A Marine recruiter then asked for two volunteers to switch to the Marines. No one did, so they chose two names out of a file cabinet, Ogden being one of them.
"I can say right here that war is not what you saw on movies like Casa Blanca," Ogden said.
"Those doggone Japanese had an idea that they'd like to streak with the airplanes. You'd look out of that Higgins boat and see a streak coming to you and bullets hit in that water and come straight towards you."
It was a flight over the ocean, nearly 70 years ago that forever changed his life.
"The only place that looked like it was close enough that I could make it to was behind the Japanese line."
He said he intended to make it out alive. Ogden said it could have only been God that got him back home.
He swam to an old pineapple plantation and for three weeks the fruit kept him alive. He then hiked through enemy territory back to his base.
He learned then that the war was coming to an end.
"I was in with a group in a briefing room being briefed on what was going to happen when we went into the main land of Japan. So that word that it was over with and we didn't have to do that was a great relief. "
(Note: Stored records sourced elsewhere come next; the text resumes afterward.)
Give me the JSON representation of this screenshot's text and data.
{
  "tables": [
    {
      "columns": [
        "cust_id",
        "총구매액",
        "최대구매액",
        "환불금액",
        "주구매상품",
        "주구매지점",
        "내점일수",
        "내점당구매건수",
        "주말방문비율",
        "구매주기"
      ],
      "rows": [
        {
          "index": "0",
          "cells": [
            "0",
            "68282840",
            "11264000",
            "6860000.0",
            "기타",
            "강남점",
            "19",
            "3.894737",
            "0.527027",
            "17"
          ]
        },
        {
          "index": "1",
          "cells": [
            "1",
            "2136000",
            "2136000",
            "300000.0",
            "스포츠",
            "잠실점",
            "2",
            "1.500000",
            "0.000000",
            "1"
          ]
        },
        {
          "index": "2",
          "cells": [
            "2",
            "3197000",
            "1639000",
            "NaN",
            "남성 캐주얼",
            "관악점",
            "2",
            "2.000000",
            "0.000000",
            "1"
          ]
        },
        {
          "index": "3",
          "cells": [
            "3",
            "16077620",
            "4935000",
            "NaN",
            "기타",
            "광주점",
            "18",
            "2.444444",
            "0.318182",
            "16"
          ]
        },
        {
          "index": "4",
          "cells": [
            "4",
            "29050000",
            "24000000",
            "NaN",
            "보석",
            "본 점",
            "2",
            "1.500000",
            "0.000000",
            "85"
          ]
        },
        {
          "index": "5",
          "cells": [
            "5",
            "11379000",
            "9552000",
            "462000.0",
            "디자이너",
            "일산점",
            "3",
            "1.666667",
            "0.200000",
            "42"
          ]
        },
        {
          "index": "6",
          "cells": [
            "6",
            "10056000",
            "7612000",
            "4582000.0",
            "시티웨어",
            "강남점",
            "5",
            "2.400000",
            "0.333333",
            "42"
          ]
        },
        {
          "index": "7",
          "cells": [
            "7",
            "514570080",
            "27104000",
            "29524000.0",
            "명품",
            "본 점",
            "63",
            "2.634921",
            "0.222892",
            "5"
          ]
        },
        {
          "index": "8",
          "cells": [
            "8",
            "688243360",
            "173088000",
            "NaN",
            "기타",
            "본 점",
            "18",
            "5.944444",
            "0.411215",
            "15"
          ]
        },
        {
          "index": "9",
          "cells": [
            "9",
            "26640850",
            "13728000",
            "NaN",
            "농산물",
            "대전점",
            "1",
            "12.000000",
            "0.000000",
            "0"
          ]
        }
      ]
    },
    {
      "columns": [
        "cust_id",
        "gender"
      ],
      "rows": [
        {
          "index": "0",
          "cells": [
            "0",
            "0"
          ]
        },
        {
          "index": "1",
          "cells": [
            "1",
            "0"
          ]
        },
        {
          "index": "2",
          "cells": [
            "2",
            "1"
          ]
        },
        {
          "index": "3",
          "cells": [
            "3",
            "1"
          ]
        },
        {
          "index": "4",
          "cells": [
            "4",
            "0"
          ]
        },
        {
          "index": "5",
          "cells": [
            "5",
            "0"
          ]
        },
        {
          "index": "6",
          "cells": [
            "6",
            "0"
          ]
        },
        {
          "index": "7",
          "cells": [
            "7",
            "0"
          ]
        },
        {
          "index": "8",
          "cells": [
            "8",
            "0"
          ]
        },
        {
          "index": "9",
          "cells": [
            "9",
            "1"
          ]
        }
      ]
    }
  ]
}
Now being a veteran makes him even more grateful for the life he's lived.
"You have a great deal more appreciation for life. You know what life's about. You appreciate the little things."
So for those who have served and are still serving our country, Ogden had one thing to say.
"I appreciate everyone of them that's trying to do what's right. If the leadership is wrong, I still appreciate the people that's on the ground."